Ms Mangan also had to let her staff go temporarily, which she says was very hard. "I have one full-time girl and one part-time girl, who both had to go on the relief payment," she explains.

Dee Mangan says the lockdown has allowed her to concentrate on working on her online sales
Dee Mangan says the lockdown has allowed her to concentrate on working on her online sales

The lock down has also made her focus on her website more. "It was my Achilles' heel, it tipped away, and the shop was so busy," she says. "It made me realise how important it is to have a good website that sells the products."

For the first time ever since the shop opened in 2015, Ms Mangan had a sale.

"I didn't have any other costs as the shop was closed, so I could afford to do this now. I had 30% off. I am almost completely sold out, which has never happened before.
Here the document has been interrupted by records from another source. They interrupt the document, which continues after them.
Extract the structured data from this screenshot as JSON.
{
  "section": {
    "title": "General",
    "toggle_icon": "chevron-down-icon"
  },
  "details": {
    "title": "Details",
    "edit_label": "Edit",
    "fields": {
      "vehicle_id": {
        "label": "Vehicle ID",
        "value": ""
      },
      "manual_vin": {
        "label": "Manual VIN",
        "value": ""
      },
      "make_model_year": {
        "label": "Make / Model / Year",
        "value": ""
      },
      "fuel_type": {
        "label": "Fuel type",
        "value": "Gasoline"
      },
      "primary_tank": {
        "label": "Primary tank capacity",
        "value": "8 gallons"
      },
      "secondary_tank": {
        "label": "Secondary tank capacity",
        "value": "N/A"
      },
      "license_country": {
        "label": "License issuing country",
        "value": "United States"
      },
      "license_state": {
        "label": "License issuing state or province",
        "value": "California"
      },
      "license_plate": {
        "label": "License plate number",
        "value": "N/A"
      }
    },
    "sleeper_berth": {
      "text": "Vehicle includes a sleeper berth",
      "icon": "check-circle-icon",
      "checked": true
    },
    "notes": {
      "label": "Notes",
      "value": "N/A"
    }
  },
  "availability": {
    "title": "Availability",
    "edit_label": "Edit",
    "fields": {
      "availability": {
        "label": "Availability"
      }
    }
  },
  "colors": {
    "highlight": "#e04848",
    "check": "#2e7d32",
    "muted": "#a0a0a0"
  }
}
It's been fantastic."

She knows that people will have less money to spend once they emerge from the crisis, and she is currently looking at ways of reworking her products to sell them for less.

The support from people in Ireland "would make you emotional", Ms Mangan says. She believes that people will continue to shop locally, and support smaller Irish creatives.
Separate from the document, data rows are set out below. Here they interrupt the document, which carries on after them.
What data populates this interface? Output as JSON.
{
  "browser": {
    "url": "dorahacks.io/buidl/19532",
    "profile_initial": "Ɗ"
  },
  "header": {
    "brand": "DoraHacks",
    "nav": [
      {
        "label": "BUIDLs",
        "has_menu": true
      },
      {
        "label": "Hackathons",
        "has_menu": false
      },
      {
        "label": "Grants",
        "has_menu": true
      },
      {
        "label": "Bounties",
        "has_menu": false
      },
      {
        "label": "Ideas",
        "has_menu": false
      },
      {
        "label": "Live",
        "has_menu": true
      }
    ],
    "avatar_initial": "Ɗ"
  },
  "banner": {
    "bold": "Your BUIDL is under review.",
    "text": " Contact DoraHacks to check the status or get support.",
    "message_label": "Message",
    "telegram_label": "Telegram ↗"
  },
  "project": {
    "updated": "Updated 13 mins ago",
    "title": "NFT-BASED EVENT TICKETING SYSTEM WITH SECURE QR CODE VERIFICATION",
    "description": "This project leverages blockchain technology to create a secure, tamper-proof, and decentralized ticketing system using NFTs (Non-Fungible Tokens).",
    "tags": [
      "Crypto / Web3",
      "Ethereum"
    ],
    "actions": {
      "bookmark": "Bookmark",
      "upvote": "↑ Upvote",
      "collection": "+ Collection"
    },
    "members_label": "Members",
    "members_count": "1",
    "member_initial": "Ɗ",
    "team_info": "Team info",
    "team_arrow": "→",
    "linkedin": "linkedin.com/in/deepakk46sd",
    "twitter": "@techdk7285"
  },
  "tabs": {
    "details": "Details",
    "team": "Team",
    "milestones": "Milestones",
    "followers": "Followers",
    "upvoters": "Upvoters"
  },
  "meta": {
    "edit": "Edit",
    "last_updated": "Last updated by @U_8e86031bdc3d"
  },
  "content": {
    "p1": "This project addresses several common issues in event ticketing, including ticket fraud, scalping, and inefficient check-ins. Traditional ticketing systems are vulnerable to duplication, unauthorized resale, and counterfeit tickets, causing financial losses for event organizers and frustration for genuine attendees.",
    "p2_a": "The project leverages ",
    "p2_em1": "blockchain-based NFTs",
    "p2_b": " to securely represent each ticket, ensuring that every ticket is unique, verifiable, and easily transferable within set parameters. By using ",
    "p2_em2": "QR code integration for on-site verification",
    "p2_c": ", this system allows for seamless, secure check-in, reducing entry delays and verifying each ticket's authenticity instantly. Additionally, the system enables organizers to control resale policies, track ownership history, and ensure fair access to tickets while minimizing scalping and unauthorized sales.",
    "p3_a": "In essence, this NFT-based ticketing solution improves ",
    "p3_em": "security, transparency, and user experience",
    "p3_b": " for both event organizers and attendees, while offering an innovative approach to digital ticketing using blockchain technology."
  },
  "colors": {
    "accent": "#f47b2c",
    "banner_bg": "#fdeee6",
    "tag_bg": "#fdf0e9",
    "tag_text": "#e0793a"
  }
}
She also hopes people will start to think more critically about where their purchases are coming from and who made them. She believes buying from retail giants who are able to sell items cheaply is not sustainable.

I am passionate about fast fashion, and supporting handmade Irish products. They are more expensive, but hopefully people will buy differently after this.

Waters and Wild Perfumery, based in Glandore in West Cork, was just preparing to open for the busy tourist season when the lock down started.

However, Joan Woods, the woman behind the perfumery and eco lifestyle shop, says there is potential to be positive.

"When the shop closed, immediately there was a drop in online sales. But I took the time to be creative, to make new perfumes, as well as making hand sanitiser," she says.

The hand sanitiser is created using an organic alcohol base and is softer on the hands than the traditional versions.

"It's made with aloe vera and seaweed, it's of a really nice quality, using the best ingredients. It's in line with our perfumes," she explains.

The hand sanitiser comes in a glass bottle, similar to the perfumes, which can be reused or recycled. Ms Woods says it is important to remain sustainable and eco-friendly.

"We are planning on giving a percentage of the sales to charity, and have been giving bottles out for free to any healthcare workers we know. We don't need to be making money out of it, we are all in this together."

In terms of potential government supports, Ms Woods says a reduction in the cost of posting would help enormously.

"The postal system in Ireland is an amazing, reliable service. We have a lovely small post office and I have a great relationship with them. But the cost of posting is way too high, especially when compared to the UK," she says.

Ms Woods also says the Local Enterprise Office has been very helpful, especially by offering online trading vouchers to build up small businesses' websites, which are more important than ever.

"You really need to keep putting money into the website, especially to encourage people to buy in Ireland, and not order from Amazon," she says.

The business is quite dependent on the seasonal tourist trade, much like Kinsale Leather. Ms Woods is hopeful the shop will be able to reopen, with social distancing in place.

However, Ms Woods says ultimately, whatever advice the government gives will be the right advice. "Keeping everyone safe is key."

More on this topic

‘Dangerous moment’ as England eases lockdown restrictions, says medical chief‘Dangerous moment’ as England eases lockdown restrictions, says medical chief

Covid-19: 42 people in ICU with virus across the country, latest figures showCovid-19: 42 people in ICU with virus across the country, latest figures show

Coronavirus: Health officials announce nine more deaths in IrelandCoronavirus: Health officials announce nine more deaths in Ireland

British government guidelines pave way for a behind closed doors return for elite sportBritish government guidelines pave way for a behind closed doors return for elite sport